> [Exercise brief]
Report each line from the entries in which "data" can be found.

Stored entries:
+ + +

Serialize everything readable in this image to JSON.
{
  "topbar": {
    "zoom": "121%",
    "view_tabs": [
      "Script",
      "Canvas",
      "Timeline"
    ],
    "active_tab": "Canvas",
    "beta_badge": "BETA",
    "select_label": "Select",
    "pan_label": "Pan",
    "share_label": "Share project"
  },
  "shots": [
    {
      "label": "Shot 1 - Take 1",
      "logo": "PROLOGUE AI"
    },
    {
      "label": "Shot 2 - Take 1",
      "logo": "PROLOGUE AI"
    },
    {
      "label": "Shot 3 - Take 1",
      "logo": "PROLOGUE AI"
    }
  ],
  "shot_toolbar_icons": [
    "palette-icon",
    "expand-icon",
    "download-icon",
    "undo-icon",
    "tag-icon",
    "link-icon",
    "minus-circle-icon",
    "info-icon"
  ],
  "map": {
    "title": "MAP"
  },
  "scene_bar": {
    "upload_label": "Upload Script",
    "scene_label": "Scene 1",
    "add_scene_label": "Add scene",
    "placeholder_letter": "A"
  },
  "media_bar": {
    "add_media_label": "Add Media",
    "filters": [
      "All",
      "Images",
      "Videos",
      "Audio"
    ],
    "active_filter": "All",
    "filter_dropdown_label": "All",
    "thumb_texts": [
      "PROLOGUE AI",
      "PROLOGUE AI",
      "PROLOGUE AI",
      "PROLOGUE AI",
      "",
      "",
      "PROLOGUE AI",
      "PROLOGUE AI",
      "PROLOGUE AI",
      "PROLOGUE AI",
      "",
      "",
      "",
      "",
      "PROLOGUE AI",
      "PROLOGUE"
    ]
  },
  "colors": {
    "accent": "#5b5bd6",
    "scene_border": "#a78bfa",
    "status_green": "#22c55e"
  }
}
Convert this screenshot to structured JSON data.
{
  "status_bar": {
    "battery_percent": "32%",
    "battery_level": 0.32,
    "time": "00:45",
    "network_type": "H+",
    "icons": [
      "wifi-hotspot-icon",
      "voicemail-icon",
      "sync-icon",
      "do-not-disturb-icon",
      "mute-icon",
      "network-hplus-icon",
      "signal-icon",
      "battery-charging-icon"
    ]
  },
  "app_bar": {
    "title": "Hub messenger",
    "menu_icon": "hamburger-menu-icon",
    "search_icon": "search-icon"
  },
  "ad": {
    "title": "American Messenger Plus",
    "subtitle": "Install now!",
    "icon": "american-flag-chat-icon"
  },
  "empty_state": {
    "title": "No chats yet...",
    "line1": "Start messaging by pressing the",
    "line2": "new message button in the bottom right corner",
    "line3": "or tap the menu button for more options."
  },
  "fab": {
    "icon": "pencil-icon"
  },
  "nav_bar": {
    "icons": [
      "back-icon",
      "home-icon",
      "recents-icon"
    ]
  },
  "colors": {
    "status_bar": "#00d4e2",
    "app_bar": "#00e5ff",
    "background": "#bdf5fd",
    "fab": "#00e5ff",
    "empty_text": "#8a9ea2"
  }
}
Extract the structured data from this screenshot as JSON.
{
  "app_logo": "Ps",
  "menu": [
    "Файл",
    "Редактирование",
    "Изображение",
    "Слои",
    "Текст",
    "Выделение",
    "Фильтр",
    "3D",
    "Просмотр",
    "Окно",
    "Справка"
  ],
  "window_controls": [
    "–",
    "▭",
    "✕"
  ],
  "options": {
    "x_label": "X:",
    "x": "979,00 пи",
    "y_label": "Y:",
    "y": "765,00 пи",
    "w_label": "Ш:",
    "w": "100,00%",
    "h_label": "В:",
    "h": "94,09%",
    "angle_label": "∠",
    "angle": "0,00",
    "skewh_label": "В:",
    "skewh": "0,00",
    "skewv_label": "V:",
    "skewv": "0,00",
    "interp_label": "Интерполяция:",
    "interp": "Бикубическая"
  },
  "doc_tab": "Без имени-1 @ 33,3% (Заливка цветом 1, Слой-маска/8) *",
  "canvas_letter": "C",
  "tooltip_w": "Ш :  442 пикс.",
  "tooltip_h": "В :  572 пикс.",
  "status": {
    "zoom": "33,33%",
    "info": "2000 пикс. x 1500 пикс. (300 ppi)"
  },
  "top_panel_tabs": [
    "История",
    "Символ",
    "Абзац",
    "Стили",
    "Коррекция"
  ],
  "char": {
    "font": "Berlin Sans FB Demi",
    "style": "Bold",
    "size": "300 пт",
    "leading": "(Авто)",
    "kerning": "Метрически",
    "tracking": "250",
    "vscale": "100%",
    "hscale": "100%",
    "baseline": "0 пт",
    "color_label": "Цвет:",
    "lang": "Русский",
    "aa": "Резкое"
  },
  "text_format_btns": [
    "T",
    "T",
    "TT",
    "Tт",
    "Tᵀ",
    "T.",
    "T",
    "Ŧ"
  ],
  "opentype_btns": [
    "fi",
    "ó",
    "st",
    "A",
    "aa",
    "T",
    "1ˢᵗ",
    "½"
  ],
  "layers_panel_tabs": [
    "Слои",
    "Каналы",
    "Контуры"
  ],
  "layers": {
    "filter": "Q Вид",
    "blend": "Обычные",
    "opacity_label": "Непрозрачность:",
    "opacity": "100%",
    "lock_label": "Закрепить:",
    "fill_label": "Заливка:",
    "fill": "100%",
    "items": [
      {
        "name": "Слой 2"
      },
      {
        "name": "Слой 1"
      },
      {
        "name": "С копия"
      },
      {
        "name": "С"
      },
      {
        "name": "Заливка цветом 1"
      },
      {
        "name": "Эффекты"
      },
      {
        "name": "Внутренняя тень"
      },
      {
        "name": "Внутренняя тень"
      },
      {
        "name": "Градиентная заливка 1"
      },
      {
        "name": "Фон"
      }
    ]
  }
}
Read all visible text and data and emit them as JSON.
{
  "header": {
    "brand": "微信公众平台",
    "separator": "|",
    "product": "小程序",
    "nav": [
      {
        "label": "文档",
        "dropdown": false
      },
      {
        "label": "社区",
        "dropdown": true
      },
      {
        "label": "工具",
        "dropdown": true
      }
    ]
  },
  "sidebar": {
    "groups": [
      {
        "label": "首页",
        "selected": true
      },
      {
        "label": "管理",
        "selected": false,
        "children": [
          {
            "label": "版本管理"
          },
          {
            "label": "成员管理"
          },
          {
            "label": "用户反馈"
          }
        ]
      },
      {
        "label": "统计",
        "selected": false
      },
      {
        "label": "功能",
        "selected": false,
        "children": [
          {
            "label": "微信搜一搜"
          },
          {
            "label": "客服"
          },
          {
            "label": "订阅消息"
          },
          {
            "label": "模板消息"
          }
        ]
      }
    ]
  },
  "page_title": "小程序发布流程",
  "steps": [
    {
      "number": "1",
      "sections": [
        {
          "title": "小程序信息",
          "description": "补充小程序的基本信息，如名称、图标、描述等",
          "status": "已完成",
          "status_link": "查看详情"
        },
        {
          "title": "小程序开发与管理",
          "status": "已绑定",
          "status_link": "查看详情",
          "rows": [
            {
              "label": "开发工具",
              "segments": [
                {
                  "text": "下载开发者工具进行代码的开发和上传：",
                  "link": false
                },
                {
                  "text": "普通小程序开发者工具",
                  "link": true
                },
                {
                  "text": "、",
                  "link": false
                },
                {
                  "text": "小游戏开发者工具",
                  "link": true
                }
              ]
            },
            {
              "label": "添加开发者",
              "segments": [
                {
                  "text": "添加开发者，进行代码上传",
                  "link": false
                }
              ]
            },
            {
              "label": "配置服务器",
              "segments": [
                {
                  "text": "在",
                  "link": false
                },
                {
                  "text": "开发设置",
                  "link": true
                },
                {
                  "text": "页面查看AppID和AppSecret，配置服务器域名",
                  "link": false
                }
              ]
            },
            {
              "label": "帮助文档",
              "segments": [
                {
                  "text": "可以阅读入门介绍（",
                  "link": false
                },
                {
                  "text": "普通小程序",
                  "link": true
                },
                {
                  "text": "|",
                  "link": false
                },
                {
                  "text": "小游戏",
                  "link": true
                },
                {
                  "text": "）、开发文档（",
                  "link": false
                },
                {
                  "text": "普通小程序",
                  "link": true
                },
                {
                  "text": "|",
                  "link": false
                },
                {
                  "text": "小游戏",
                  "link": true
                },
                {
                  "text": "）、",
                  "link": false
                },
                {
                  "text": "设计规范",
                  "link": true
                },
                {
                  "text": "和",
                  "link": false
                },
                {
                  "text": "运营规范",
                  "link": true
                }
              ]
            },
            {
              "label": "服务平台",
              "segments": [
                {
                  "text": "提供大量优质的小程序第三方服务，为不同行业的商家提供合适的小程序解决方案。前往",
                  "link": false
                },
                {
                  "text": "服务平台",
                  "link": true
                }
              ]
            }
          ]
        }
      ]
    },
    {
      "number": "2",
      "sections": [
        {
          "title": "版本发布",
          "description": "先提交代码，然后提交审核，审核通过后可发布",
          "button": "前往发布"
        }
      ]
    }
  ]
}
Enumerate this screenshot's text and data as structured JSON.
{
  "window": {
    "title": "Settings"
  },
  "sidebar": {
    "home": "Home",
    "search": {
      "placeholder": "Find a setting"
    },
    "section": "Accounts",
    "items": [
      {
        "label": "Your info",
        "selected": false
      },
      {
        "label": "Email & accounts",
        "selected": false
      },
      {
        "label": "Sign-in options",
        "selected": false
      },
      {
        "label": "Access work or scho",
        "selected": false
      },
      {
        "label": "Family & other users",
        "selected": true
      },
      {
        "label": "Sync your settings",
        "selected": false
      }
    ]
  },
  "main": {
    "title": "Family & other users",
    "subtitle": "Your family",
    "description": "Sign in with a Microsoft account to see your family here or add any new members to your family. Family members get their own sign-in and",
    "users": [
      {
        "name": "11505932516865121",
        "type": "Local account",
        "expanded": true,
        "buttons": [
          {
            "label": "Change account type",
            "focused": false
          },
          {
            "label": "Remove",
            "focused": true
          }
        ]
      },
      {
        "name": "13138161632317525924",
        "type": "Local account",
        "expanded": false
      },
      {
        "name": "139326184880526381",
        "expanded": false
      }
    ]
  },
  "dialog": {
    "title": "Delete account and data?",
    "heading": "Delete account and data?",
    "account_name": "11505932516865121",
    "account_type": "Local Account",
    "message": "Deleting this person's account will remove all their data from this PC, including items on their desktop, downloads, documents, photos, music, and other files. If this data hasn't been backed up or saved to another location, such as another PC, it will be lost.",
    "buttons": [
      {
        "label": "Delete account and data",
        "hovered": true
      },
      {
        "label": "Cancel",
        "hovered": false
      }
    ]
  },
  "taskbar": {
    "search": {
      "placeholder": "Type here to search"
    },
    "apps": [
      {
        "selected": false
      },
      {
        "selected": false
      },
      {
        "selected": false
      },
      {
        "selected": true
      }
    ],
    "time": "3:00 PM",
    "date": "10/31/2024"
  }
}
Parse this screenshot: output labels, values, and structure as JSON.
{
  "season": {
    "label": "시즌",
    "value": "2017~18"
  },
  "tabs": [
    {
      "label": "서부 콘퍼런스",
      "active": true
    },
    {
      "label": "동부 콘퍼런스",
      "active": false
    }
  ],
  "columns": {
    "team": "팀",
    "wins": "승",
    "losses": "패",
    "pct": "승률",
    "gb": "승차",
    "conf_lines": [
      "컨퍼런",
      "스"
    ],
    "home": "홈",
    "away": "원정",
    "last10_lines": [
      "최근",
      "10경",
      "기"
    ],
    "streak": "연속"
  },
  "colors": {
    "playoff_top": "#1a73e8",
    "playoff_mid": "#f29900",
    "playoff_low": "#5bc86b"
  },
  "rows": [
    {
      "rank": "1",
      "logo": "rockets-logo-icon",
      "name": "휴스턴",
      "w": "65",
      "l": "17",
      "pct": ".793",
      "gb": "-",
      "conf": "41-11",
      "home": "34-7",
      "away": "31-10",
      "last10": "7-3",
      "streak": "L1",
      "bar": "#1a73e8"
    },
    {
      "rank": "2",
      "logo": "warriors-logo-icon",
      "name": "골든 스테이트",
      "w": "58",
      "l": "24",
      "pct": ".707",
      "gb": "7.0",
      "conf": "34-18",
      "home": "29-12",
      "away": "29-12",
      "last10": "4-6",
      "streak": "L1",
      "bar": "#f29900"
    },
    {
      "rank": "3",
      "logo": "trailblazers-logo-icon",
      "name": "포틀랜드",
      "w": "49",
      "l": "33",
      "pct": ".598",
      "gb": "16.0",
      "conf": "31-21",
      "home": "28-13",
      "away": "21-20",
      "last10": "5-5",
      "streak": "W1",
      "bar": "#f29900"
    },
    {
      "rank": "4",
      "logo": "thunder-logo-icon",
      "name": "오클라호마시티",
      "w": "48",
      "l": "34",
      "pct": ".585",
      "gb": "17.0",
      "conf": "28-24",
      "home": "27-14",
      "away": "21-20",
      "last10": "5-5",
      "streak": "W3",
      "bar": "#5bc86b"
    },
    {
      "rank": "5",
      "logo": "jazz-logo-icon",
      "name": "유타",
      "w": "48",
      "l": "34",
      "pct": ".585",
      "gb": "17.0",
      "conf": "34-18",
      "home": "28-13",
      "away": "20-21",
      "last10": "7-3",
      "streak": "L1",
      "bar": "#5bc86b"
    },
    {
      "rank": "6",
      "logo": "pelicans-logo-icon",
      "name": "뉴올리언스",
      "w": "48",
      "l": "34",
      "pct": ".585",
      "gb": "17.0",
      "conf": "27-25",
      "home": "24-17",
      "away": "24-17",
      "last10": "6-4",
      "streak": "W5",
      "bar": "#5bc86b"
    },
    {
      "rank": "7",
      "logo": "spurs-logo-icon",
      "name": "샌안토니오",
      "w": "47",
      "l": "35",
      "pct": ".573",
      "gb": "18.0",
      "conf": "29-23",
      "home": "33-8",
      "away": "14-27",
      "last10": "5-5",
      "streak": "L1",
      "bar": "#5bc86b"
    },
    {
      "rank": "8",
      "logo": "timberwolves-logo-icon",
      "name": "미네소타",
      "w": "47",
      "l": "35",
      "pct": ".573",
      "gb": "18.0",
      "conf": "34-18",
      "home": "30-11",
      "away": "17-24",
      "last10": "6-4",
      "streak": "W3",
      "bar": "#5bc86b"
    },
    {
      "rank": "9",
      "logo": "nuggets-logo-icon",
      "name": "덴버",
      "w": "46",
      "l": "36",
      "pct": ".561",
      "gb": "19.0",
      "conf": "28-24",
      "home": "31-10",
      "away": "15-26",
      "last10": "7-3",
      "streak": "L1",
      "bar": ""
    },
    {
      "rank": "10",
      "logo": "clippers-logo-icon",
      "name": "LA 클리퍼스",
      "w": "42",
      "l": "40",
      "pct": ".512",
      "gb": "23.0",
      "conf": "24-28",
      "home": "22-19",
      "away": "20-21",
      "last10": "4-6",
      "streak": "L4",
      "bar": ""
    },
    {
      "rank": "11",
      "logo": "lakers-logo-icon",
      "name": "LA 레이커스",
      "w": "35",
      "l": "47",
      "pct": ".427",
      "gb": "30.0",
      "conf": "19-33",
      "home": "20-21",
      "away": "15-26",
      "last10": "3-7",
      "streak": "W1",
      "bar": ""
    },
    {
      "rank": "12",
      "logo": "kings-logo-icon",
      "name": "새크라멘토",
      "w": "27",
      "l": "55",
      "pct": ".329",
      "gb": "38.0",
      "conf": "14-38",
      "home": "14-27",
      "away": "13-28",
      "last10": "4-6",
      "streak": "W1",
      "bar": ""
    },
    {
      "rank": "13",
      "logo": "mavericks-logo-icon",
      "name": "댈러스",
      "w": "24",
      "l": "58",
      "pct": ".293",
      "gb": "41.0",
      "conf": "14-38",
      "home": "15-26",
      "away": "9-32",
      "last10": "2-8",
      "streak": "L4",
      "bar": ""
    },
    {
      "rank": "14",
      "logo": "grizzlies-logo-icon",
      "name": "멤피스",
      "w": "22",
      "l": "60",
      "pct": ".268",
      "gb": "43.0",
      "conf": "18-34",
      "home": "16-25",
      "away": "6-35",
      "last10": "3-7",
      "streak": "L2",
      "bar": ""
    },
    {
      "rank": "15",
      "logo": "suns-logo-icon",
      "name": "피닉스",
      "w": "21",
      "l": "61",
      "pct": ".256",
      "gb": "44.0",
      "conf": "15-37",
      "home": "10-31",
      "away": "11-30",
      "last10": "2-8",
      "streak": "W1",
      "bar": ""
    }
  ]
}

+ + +

> [Exercise output]
Convert this screenshot to structured JSON data.
Extract the structured data from this screenshot as JSON.
Read all visible text and data and emit them as JSON.
Enumerate this screenshot's text and data as structured JSON.
    "title": "Delete account and data?",
    "heading": "Delete account and data?",
    "message": "Deleting this person's account will remove all their data from this PC, including items on their desktop, downloads, documents, photos, music, and other files. If this data hasn't been backed up or saved to another location, such as another PC, it will be lost.",
        "label": "Delete account and data",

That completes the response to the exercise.